    By the time I got back, of course, the pair of them were both grinning like idiots, so it was clear Mike was now one step ahead of me. I set the tray down and took my place back at the dining table. ‘Come on then,’ I said, plonking both elbows down. ‘Spit it out.’

    Mike laughed, seeing my expression. ‘I think you’d better, John.’

    John took his time, picking up his mug and taking a first sip of fresh coffee. ‘Actually, it’s not so much a tell as something I want to run by you.’

    Which was always ominous. John had a history of wanting to ‘run things by’ us. It invariably meant he wasn’t confident that it was something we’d say yes to – at least wouldn’t say yes to if we had any sense. But that never fazed us. We had never been trained to do mainstream fostering. We were specialists – we specialised in taking the sort of kids that were too damaged or disturbed, for whatever reason, to be suitable for mainstream fostering or adoption.

    So what would it be today? I raised my eyebrows enquiringly. ‘So, Casey,’ John said, speaking mostly to me now. It was me, after all, who’d do the day-to-day childcare. We fostered together but Mike obviously had his full-time job as well.

    ‘Yes,’ I said eagerly.

    ‘Well, it’s this,’ he said. ‘Have you ever considered a mother and baby placement?’

    I caught my breath. No, I hadn’t. It had never even occurred to me. A baby was hardly likely to be damaged at such a tender age, after all. On the other hand, what about the mother? My mind leapt ahead. A baby! I adored babies. Always had. Everyone knew just how besotted I was with my own two grandsons, Levi and Jackson. ‘What do you mean, exactly?’ I thought to ask then. ‘A mother and a baby, or a young pregnant girl?’

    John grinned. He could read my expressions just as easily as I could read his. And mine currently had the word ‘baby’ flashing up in neon on my forehead. He knew how fond I was of saying how much I could almost eat my little grandsons, so it was odds on my interest would be piqued.

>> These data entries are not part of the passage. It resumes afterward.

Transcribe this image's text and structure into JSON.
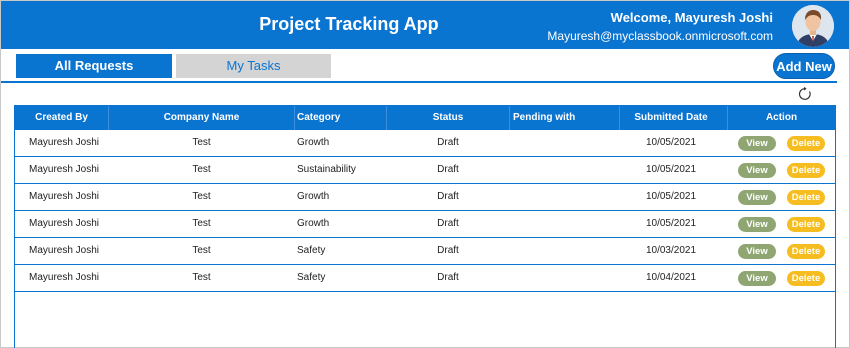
{
  "header": {
    "title": "Project Tracking App",
    "welcome": "Welcome, Mayuresh Joshi",
    "email": "Mayuresh@myclassbook.onmicrosoft.com",
    "color": "#0a74d1"
  },
  "tabs": [
    {
      "label": "All Requests",
      "active": true
    },
    {
      "label": "My Tasks",
      "active": false
    }
  ],
  "actions": {
    "add_new": "Add New",
    "refresh_icon": "refresh-icon"
  },
  "table": {
    "columns": [
      "Created By",
      "Company Name",
      "Category",
      "Status",
      "Pending with",
      "Submitted Date",
      "Action"
    ],
    "rows": [
      {
        "created_by": "Mayuresh Joshi",
        "company": "Test",
        "category": "Growth",
        "status": "Draft",
        "pending_with": "",
        "submitted": "10/05/2021"
      },
      {
        "created_by": "Mayuresh Joshi",
        "company": "Test",
        "category": "Sustainability",
        "status": "Draft",
        "pending_with": "",
        "submitted": "10/05/2021"
      },
      {
        "created_by": "Mayuresh Joshi",
        "company": "Test",
        "category": "Growth",
        "status": "Draft",
        "pending_with": "",
        "submitted": "10/05/2021"
      },
      {
        "created_by": "Mayuresh Joshi",
        "company": "Test",
        "category": "Growth",
        "status": "Draft",
        "pending_with": "",
        "submitted": "10/05/2021"
      },
      {
        "created_by": "Mayuresh Joshi",
        "company": "Test",
        "category": "Safety",
        "status": "Draft",
        "pending_with": "",
        "submitted": "10/03/2021"
      },
      {
        "created_by": "Mayuresh Joshi",
        "company": "Test",
        "category": "Safety",
        "status": "Draft",
        "pending_with": "",
        "submitted": "10/04/2021"
      }
    ],
    "view_label": "View",
    "delete_label": "Delete",
    "view_color": "#8fa672",
    "delete_color": "#f5bd1f"
  }
}
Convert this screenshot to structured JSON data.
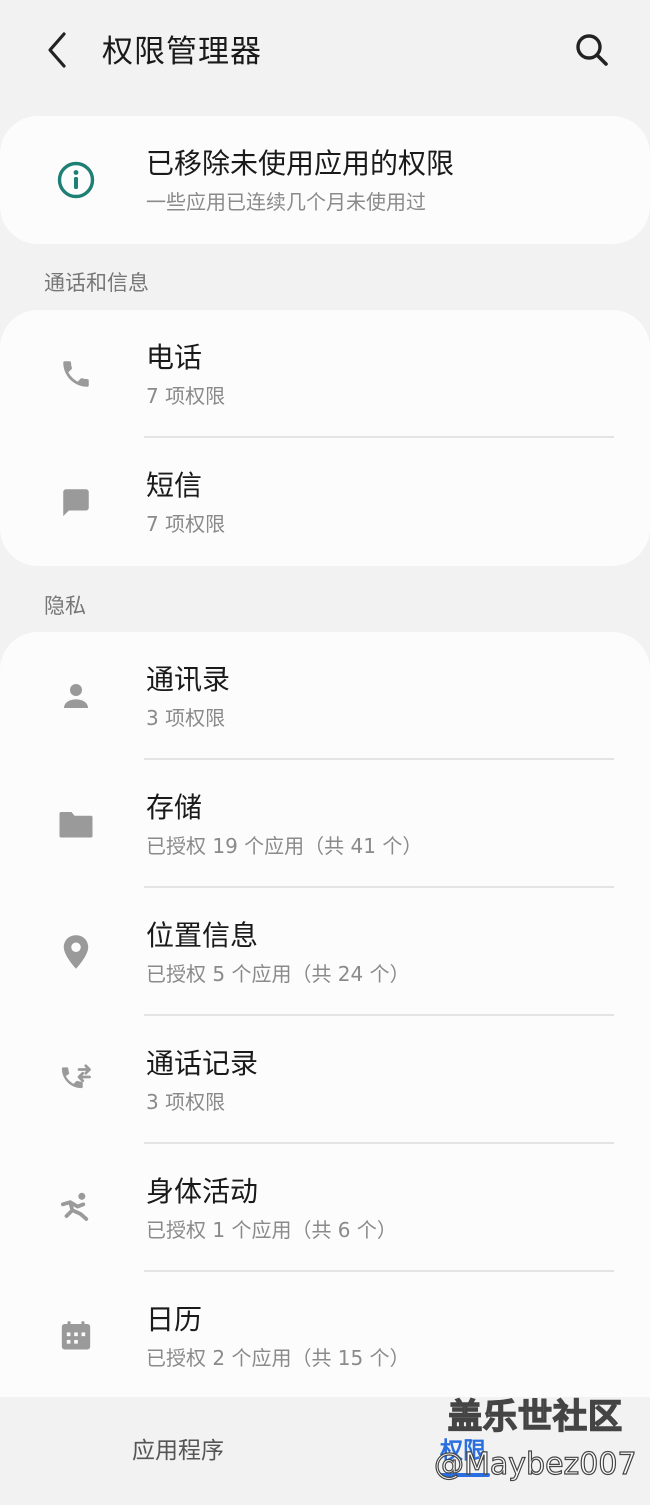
{
  "header": {
    "title": "权限管理器"
  },
  "banner": {
    "title": "已移除未使用应用的权限",
    "subtitle": "一些应用已连续几个月未使用过"
  },
  "sections": {
    "calls": {
      "label": "通话和信息",
      "items": [
        {
          "title": "电话",
          "sub": "7 项权限"
        },
        {
          "title": "短信",
          "sub": "7 项权限"
        }
      ]
    },
    "privacy": {
      "label": "隐私",
      "items": [
        {
          "title": "通讯录",
          "sub": "3 项权限"
        },
        {
          "title": "存储",
          "sub": "已授权 19 个应用（共 41 个）"
        },
        {
          "title": "位置信息",
          "sub": "已授权 5 个应用（共 24 个）"
        },
        {
          "title": "通话记录",
          "sub": "3 项权限"
        },
        {
          "title": "身体活动",
          "sub": "已授权 1 个应用（共 6 个）"
        },
        {
          "title": "日历",
          "sub": "已授权 2 个应用（共 15 个）"
        }
      ]
    }
  },
  "tabs": {
    "apps": "应用程序",
    "permissions": "权限"
  },
  "watermark": {
    "site": "盖乐世社区",
    "handle": "@Maybez007"
  },
  "colors": {
    "accent": "#2a6fe0",
    "info_icon": "#1e7f74",
    "icon_gray": "#9a9a9a"
  }
}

    ‘Good point,’ he said. ‘You’ve obviously read the handbook very thoroughly, because you’re right; a mother and baby placement can be either. But in this case, an actual baby. The mum, Emma, is just fourteen and baby Roman is three weeks old.’

    ‘Oh!’ I cooed. ‘Roman! What a lovely name she’s chosen!’ I turned to Mike. ‘Oh, please, we must. Oh, imagine having a new baby in the house. It would be great.’

    ‘Slow down, love,’ Mike warned, as I’d already known he would. That was the way it worked with us – I was all enthused and optimistic, whereas Mike was more reticent, always considering potential pitfalls. As systems went, it was a good one, because though more often than not I got my way, it at least meant I rushed into things slightly better informed than I would have been if left to my usual impetuous devices.

    He turned to John now. ‘Did she have the baby in care?’ he wanted to know. ‘Or is she just coming into the system?’

    ‘Good question,’ John said. ‘And you’re right to be cautious, Mike. Emma has been in and out of care for most of her life. Her mother swings between periods of calm and what seems to be pretty difficult behaviour. I